boulevard

[ boo l-uh-vahrd, boo-luh- ]
/ ˈbʊl əˌvɑrd, ˈbu lə- /

noun

a broad avenue in a city, usually having areas at the sides or center for trees, grass, or flowers.
Also called boulevard strip. Upper Midwest. a strip of lawn between a sidewalk and the curb.

Nearby words

  1. boulder dam,
  2. bouldering,
  3. boule,
  4. boules,
  5. bouleuterion,
  6. boulevardier,
  7. bouleversement,
  8. boulework,
  9. boulez,
  10. boulez, pierre

Origin of boulevard

1765–75; < French, Middle French (orig. Picard, Walloon): rampart, avenue built on the site of a razed rampart < Middle Dutch bol(le)werc; see bulwark

Dictionary.com Unabridged Based on the Random House Unabridged Dictionary, © Random House, Inc. 2019

Examples from the Web for boulevard


British Dictionary definitions for boulevard

boulevard

/ (ˈbuːlvɑː, -vɑːd) /

noun

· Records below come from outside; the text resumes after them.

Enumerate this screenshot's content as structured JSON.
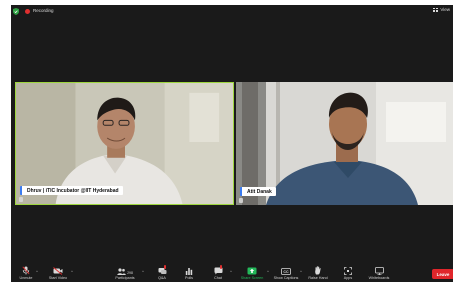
{
  "topbar": {
    "recording_label": "Recording",
    "view_label": "View"
  },
  "participants": [
    {
      "name": "Dhruv | iTIC Incubator @IIT Hyderabad",
      "active_speaker": true
    },
    {
      "name": "Atit Danak",
      "active_speaker": false
    }
  ],
  "toolbar": {
    "unmute": "Unmute",
    "start_video": "Start Video",
    "participants": "Participants",
    "participants_count": "298",
    "qa": "Q&A",
    "polls": "Polls",
    "chat": "Chat",
    "share_screen": "Share Screen",
    "show_captions": "Show Captions",
    "raise_hand": "Raise Hand",
    "apps": "Apps",
    "whiteboards": "Whiteboards",
    "leave": "Leave"
  },
  "colors": {
    "accent_active_speaker": "#9ed63f",
    "recording": "#e02f2f",
    "share_screen": "#23b95a",
    "leave": "#e0262b"
  }
}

  1. a wide usually tree-lined road in a city, often used as a promenade
  2. (capital as part of a street name)Sunset Boulevard
mainly Canadian
  1. a grass strip between the pavement and road
  2. the strip of ground between the edge of a private property and the road
  3. the centre strip of a road dividing traffic travelling in different directions

Word Origin for boulevard

C18: from French, from Middle Dutch bolwerc bulwark; so called because originally often built on the ruins of an old rampart

Collins English Dictionary - Complete & Unabridged 2012 Digital Edition © William Collins Sons & Co. Ltd. 1979, 1986 © HarperCollins Publishers 1998, 2000, 2003, 2005, 2006, 2007, 2009, 2012

Word Origin and History for boulevard

boulevard

n.

1769, from French boulevard (15c.), originally "top surface of a military rampart," from a garbled attempt to adopt Middle Dutch bolwerc "wall of a fortification" (see bulwark) into French, which lacks a -w-. The notion is of a promenade laid out atop demolished city walls, a way which would be much wider than urban streets. Originally in English with conscious echoes of Paris; since 1929, in U.S., used of multi-lane limited-access urban highways. Early French attempts to digest the Dutch word also include boloart, boulever, boloirque, bollvercq.

Online Etymology Dictionary, © 2010 Douglas Harper